Sunday, April 30, 2006

Have Venue Will Travel

SKI Speaks Out Sometimes, you gotta leave the nest... There is a short list of causes for which I am passsionate. A very short list. However, Eli Goldratt and his Theory of Constraints (TOC) is on that list. So when I had a chance to contribute time and energy to help promote his Viable Vision Offers, I jumped. One of the tools we are using to get the message out is public [and private] speaking. As an ATM with Toastmasters International, I love to speak. I love to travel. Put the two together, and you have a match made in heaven! Have a Venue? I will travel! I posted more details over on ToCtalk dot net: Jeff 'SKI' Kinsey, Jonah Constraints Management Guru

Tuesday, April 18, 2006

Heritage PGA stop at Hilton Head Island

Official Verizon Heritage Web Site At this moment in time, the results for this year's event have not been posted. However, the Island Packet has coverage online, including stats for winner Aaron Baddeley. What a great event. And the weather was perfect! I was talking with Ed McCullough earlier in the week, last week, and he suggested that I come down and help his Rotary club man their concession stand. I did; maybe you bought something from me on the eighth green? Well, the crowds were gone from our concession booth in time for Ed and I to catch the last two groups as they played in from the 16th. Amazing. Now, I see how it is supposed to be played! A few years ago I played Harbour Town. What a treat. You cannot imagine how small that 18th green is, until you see it up close and personal! No surprize that some of the long-ball hitters pass on the Heritage most years... as I recall, Harbour Town is the shortest and tightest course on the PGA. I did not have my camera with me, but yesterday before leaving, I went to the Marriott (one of my favorite spots on the island, especially for breakfast at sunrise!) and took these photos... Hilton Head Island Ocean Photos Jeff 'SKI' Kinsey

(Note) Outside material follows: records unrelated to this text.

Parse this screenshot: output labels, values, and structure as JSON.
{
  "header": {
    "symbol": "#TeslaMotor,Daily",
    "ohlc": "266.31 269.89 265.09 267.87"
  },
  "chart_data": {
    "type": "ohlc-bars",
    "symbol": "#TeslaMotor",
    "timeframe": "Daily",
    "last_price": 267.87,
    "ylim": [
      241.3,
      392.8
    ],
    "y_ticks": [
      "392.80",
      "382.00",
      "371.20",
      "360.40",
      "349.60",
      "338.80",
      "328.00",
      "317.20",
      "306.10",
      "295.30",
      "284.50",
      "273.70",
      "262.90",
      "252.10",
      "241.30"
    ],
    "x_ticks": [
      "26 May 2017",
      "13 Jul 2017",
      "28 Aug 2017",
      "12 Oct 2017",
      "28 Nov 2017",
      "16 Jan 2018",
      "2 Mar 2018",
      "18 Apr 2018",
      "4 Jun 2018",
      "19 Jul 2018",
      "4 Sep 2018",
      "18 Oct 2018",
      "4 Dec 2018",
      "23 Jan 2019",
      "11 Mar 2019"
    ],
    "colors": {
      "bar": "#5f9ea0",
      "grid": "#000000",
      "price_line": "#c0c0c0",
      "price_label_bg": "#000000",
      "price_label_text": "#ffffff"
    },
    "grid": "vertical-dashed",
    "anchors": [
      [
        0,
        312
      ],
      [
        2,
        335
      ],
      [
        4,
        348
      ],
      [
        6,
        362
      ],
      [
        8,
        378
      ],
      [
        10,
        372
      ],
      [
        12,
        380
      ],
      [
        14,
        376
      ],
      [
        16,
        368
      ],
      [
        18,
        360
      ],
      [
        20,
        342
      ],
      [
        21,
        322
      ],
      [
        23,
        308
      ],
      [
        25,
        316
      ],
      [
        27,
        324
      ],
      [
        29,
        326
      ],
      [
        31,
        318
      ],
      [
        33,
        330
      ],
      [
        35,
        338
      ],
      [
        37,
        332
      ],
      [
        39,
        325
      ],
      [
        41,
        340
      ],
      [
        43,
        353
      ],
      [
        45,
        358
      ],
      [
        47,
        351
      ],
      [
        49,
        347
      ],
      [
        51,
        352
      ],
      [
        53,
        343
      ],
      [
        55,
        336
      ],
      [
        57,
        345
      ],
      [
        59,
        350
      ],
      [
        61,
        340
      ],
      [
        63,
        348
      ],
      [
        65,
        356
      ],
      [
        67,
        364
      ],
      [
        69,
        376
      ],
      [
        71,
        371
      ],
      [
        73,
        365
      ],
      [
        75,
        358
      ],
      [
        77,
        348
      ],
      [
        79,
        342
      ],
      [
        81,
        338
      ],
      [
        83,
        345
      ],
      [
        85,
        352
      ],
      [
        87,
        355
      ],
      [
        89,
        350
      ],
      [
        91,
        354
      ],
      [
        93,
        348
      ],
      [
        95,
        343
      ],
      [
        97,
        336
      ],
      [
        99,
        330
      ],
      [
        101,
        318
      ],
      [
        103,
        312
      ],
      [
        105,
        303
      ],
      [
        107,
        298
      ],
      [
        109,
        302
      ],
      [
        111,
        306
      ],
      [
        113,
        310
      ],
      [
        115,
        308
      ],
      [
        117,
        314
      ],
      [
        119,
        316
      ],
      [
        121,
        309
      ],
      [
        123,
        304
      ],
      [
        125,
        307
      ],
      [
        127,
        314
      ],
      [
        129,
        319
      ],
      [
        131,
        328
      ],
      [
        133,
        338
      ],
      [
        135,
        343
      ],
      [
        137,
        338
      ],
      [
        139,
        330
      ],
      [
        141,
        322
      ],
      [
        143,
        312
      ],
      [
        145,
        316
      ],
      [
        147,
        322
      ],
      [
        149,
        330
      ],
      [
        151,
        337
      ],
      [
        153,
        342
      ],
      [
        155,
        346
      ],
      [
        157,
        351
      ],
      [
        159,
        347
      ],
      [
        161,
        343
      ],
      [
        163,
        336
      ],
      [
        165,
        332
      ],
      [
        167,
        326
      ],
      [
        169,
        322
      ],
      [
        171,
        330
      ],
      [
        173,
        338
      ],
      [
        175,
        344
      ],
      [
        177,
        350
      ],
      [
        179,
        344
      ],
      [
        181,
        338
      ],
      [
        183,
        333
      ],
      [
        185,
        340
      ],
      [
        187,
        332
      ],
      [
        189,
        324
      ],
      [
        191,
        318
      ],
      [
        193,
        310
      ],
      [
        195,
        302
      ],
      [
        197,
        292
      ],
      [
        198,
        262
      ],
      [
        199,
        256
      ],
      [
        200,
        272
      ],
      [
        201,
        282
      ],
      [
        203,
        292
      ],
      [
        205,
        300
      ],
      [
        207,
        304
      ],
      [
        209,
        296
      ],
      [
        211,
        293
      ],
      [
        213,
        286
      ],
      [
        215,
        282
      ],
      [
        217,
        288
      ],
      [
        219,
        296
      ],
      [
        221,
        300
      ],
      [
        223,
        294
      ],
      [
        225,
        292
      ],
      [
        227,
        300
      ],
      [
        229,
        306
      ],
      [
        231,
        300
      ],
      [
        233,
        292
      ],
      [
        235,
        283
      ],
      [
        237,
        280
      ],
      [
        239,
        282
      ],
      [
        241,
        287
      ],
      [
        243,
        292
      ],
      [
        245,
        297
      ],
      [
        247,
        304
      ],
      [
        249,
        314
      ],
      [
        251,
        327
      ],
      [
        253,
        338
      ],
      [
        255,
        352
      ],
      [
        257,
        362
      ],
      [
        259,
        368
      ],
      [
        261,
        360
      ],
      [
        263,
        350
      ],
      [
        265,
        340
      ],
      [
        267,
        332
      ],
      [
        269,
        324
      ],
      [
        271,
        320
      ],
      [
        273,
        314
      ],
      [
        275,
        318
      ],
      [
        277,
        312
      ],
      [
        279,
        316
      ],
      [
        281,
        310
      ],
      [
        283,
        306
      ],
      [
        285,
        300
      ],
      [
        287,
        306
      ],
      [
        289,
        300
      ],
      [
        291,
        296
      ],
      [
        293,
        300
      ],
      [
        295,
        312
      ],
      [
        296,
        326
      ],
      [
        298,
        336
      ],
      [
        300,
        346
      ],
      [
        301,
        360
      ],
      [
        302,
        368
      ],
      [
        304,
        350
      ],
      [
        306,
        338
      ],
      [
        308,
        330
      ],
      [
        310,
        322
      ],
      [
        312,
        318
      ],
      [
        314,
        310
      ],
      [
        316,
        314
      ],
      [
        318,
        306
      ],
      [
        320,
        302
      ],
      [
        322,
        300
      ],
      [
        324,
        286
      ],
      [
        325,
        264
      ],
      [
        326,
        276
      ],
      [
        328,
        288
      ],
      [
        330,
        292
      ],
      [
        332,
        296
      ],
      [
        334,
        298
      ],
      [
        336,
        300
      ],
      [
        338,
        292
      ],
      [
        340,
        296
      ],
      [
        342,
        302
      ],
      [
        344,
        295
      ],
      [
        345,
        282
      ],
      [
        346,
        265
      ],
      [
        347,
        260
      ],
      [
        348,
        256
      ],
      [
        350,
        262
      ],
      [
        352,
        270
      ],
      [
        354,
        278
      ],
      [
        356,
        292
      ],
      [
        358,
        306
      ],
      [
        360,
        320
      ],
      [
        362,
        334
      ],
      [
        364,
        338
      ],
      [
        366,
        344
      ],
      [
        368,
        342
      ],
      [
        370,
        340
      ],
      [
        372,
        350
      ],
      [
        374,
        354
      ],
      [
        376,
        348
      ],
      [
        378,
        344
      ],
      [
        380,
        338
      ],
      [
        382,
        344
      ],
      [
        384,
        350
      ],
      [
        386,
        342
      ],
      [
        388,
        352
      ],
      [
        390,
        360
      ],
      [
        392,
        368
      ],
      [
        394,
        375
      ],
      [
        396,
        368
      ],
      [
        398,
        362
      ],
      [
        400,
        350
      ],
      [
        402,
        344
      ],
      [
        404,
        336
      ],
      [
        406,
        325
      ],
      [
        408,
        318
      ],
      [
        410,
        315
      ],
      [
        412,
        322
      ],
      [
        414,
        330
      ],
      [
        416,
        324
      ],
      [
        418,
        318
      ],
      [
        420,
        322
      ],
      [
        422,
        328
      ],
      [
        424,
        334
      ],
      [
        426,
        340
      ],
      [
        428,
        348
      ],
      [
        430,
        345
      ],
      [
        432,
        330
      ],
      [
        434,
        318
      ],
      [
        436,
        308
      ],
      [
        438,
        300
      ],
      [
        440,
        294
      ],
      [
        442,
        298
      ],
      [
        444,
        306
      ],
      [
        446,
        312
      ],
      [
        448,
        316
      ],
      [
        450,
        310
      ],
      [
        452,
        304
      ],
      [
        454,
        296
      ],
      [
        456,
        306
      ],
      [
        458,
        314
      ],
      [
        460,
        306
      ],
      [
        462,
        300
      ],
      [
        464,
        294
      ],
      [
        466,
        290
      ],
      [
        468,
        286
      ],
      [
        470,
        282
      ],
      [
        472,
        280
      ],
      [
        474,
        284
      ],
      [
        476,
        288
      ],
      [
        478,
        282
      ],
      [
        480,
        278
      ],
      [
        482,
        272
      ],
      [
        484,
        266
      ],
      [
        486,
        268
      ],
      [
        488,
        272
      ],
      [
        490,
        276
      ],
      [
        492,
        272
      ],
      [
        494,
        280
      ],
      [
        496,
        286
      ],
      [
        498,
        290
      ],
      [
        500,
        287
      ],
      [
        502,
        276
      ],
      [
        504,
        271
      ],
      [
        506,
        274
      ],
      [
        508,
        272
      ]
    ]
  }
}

Saturday, April 08, 2006

Apple Supply Chain circa 1999

Apple Supply Chain As brilliant as Steve Jobs is, and he deserves every accolade used for Apple's turn-around shortly after his return to the helm, there was more to the story. Just as he teamed with co-founder Steve 'Woz' Wozniak to create a synergy that reinvented the world of computers, Jobs lured Tim Cook away from Compaq with a $500,000 sign on bonus. Why? Cook understands the supply chain of manufacturing like few others. In 1997, Apple was turning inventory just ten times a year. Dell 40! Cook said, "We're looking at how to leapfrog them and be better." A tribute to the oft misunderstood slogan, "Think Different." Cook was able to transition Apple to over 180 turns per year, and closed December 1998 with just two days of inventory. According to the IndustryWeek article ("What's Really Driving Apple's Recovery" Publication Date 3.15.1999), Dell finished December with seven days. One important note perhaps wasted on everyone, except the corporate bean counter, is the metric that Apple went from $437 million dollars of inventory at the end of their fiscal year in 1997, to just $25 million by the end of December 1999. This is profound. FASB may be your accountant's friend, but they are no friend to executives needing measures to direct operations. The impact of this change alone on a company's financial statements would require massive doses of aspirin to explain! So what? Ever have one of those moments, when time stops, and you hear something? Or see something that you missed? Doing some research on Supply Chains within Distribution for the upcoming Viable Vision Offer to be held in Raleigh, North Carolina next month, I was watching the GSP videotape on Distribution and Supply Chain and heard Eli Goldratt mention this IndustryWeek article. I never bothered to look it up. Until today. Constraints Management works. Even if no one bothers to call it by name. Rooted in cause and effect logic, Goldratt's Theory of Constraints is more than just common sense. Think Different. It can be profound. -ski